20 year-old Montreal-based producer Kaytranada is a relative newcomer, but he’s building his chops in a big way with the release of his latest track, “Seeu Enni Way,” a laid back Hip-Hop number that takes its cues from ’90s R&B samples and jerky J Dilla beats. Beginning with a fractured drum-beat intro, the groove soon settles under a flowing bassline, splaying in funk-inflected vocals, synths and some twisted EQing. In a typically unpredictable style, Kaytranda also showcases a Motown-inspired influence in the last thirty seconds, fading out with a soulful funk breakbeat. It’s a surprising yet easy to listen to offering and will sound excellent with the addition of some choice verses laid on top.
3) Chase & Status f/ Moko – “Count On Me”
I’m not normally one to champion the pop/dubstep/drum n’ bass/electro sounds of Chase & Status and their swarm of Pendulum-esque followers, but I have to admit that they have always had a knack for mixing production value and a love of genre-defining classic dance music with easy appeal and memorable tunes. With “Count On Me” they deliver once again, taking cues from the house and acid scene of the 1990s with the track’s shuffling 2-step drums and synth stabs whilst adding an infectious falsetto vocal hook and forceful delivery courtesy of singer Moko. The song brings to mind a heavier Robin S thanks to the bass-heavy backing for the vocals and will be a perfect addition to the late festival season and those cold winter club nights ahead.

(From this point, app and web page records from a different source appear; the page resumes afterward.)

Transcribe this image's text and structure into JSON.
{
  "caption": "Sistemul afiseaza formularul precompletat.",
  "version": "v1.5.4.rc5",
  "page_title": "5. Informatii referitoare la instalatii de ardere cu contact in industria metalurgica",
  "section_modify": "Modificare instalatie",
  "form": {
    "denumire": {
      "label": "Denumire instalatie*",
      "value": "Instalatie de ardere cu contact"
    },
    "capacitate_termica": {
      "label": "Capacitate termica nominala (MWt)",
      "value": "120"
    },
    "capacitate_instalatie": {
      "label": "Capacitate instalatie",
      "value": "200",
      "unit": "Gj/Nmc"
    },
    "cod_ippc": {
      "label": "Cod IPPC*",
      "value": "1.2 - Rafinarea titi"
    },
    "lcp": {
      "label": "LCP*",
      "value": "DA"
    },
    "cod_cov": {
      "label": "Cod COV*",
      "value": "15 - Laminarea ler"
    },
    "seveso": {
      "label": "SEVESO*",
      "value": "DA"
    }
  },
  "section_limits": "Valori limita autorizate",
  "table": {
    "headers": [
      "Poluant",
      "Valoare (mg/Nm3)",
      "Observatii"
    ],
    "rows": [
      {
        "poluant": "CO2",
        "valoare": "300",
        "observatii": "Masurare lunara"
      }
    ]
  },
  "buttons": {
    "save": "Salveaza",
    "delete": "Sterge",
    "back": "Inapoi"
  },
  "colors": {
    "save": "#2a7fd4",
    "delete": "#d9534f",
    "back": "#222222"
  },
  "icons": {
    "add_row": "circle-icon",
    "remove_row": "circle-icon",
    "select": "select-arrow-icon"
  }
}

4) Kelela – “Enemy”
Some like to divide time Before Christ and After Christ, I however prefer to measure mine as pre and post R&B goddess Aaliyah. Someone else who shares my horological fetish is up and coming experimental R&B singer Kelela. With her esoteric production tastes and floating vocals, Kelela seeks to emulate the Aaliyah-Timbaland golden age of commercial R&B that still used unusual arrangements and tasteful instrumentation. She says herself that “the music’s not just weird, it’s deliberately offputting, it’s designed to interrupt the space. I want people to be, like, ‘What the fuck is going on?” With production credits from the likes of Night Slugs founder Girl Unit, her debut mixtape, Cut 4 Me, straddles electronic and urban genres, making for an unusual yet satisfying listen. “Enemy” is all grime breakbeats and Wu-Tang inspired Japanese string-lines combining to create a track that’s just as welcome in a club or in the car.
5) FKA Twigs – “How’s That”
This is just a beautiful song, pure and simple. Twigs’ soft vocals sit on a Massive Attack-inspired production arrangement and combine to create the most blissful listening experience. Close your eyes and you might even reach a higher level of conciousness. Open them for a bit, though, only to check out the wonderfully strange yet appropriate animated visuals for the video. Twigs, who is signed to the xx’s Young Turks label, is most definitely one to watch, mixing a pure visual aesthetic with some cleverly arranged production, she’s set to give The Weekend and his imitators a serious run for their money.
That’s all for this week. If there’s any aspiring musicians out there, send me a link to your stuff (through comments or Twitter) and I’ll give it a shout if it’s worthy.